Welcome to Bob Lutz week at TTAC! I spent several hours recently with the auto industry’s most notorious executive, and elements of that interview will be the basis for much of my writing this week. We’ll also be capping the whole thing off by voting on the 2010-2011 Lutzie award for most unfortunate quote by an auto exec. And rather than jumping right into the meat of the interview, I want to kick off Lutz week by looking at a few cars that came up in our meandering conversation. After all, these are not just vehicles… when Lutz brings them up in an interview, they become stories, little encapsulations of his philosophy or the state of the company that made them. Let’s start with a car that I literally had never heard of before he mentioned it almost in passing: the Dodge Dakota Convertible. Eat your heart out, Murano CrossCabriolet… the Dakota was the original “WTF-vertible.”
Given his reputation for over-the-top vehicles like the Viper and Volt, and his general fondness for drop-tops, you might think that the Dakota ‘vert was one of Bob Lutz’s “babies,” but if that were the case his enthusiasm for the truckvertible has waned considerably. And, the way he tells the story, the Dakota’s topless conversion was not a gut-call for a strong niche product, but the outgrowth of Chrysler’s brief infatuation with “brand management.” But let’s let Lutz tell the story himself, which opens sometime around 1988, when Hal Sperlich was forced out of the company and Lutz began taking over more responsibility:
Like many other companies at the time, Iacocca got himself talked into ‘brand management’ by a board member, a guy by the name of Paul Sticht who was with RJR Nabisco. And so we had the famous Jerry York running Dodge brand and they were going to dictate product priorities to us. Jeep was intelligent enough to just say ‘hey, we’re on the right track. We’ll do the V8 Grand Cherokee and all the other stuff that followed on.’ But Jerry York wanted to make a mark, so he wanted a a Dodge Shadow convertible, for which we didn’t have the money, and he wanted a Dakota pickup convertible. *laughs* There’s a few around. I think we sold like a thousand. Maybe.
I saw one the other day at an airport out in California. Slammed. I think the Dakota convertible had to be the leakiest convertible top of all time… we had it done by ASC down in Mexico. It would be fun to have one just because they’re so rare… but once Iacocca saw that brand management wasn’t working, I became the real President.
My initial curiosity about the story was based wholly in the fact that I hadn’t been aware of the existence of a convertible pickup other than the SSR. But, having reflected on the story, I realized that this anecdote actually shows an interesting side of Lutz’s character. Though best known as the father of all kinds of outlandish machinery, Lutz is not the kind of guy to champion anything that’s out of the automotive norm simply because of its unusualness.
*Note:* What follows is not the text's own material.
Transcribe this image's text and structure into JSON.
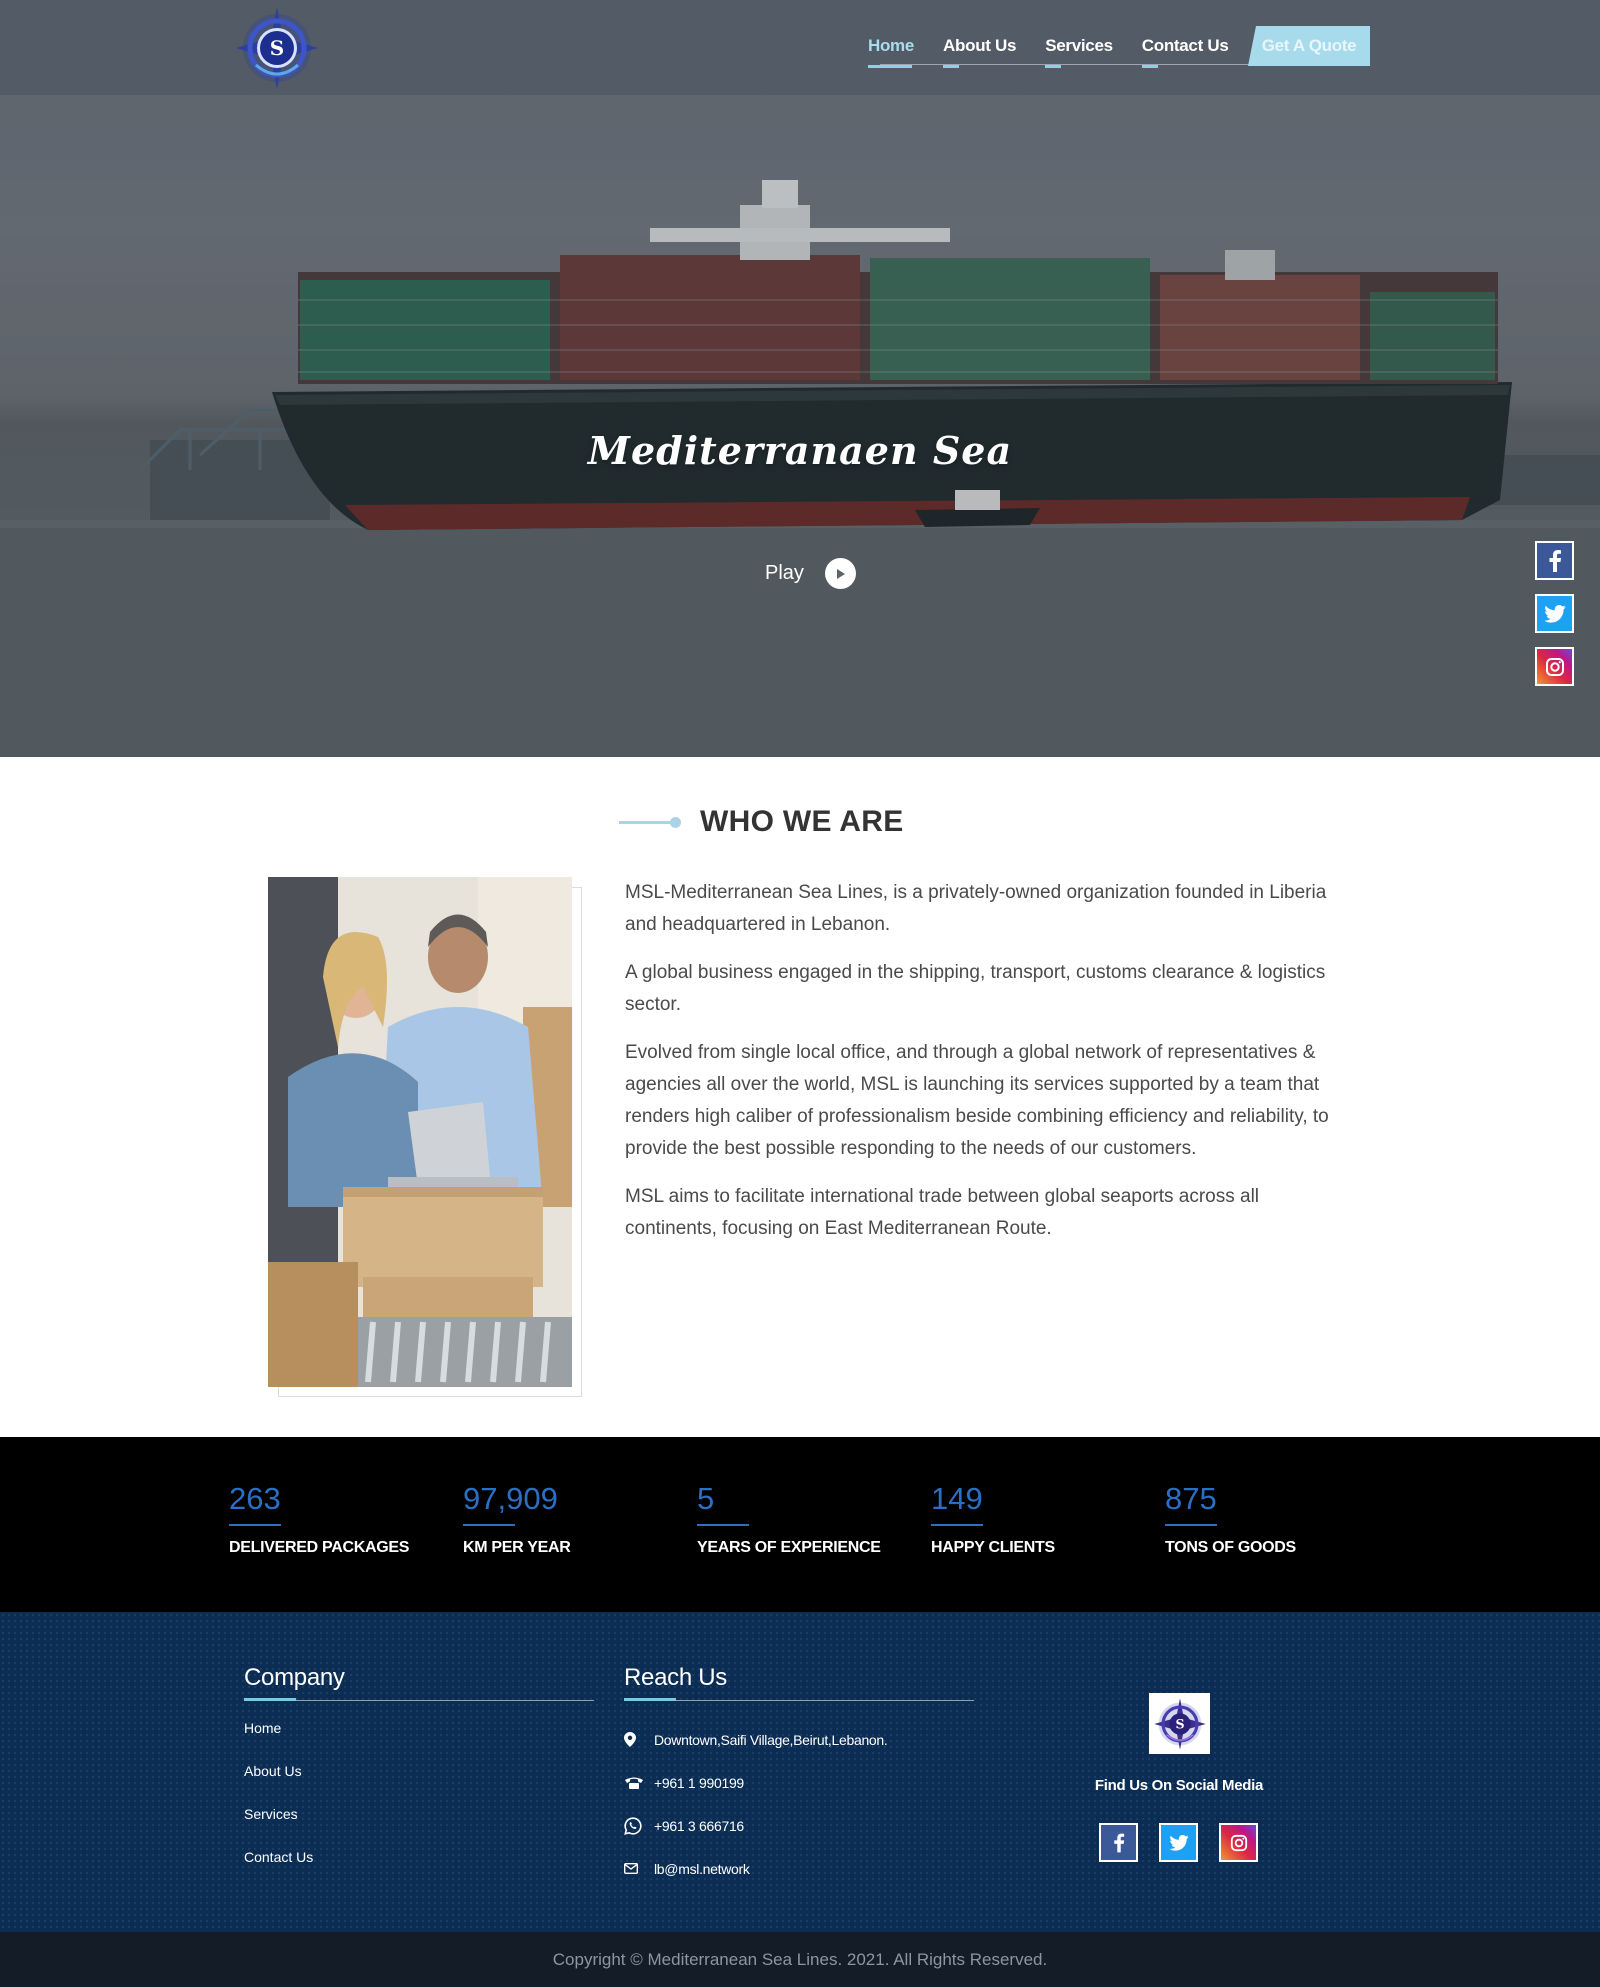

Though Lutz clearly likes the idea of a rare convertible pickup, his dismissive attitude towards the Dakota Convertible’s genesis says a lot about his attitude towards new product development: in short, when an idea comes from “product guys” he tends to like it, but when it comes from “brand managers” he tends to be less supportive.
The problem with that attitude? By emphasizing problems in product conception rather than the product itself, Lutz opens himself to repeating mistakes that others have made, in the belief that a more product-oriented process (rather than a brand-oriented process) will have more success. The obvious example of this is the SSR truckvertible that Lutz championed into production at GM. Though it sold considerably more than a thousand units (estimated volume: 24,150 between 2003 and 2005), the SSR was still ultimately a flop. Would Lutz have pushed the SSR into production when he arrived at GM if the Dakota Convertible hadn’t been pushed on him by Jerry York’s Dodge “brand managers”? York and company certainly provided an easy scapegoat for one of the weirdest vehicles ever produced. And with the benefit of hindsight, it now seems fairly clear that drop-top pickups are a problematic proposition whether they come from “product guys” or “brand managers.”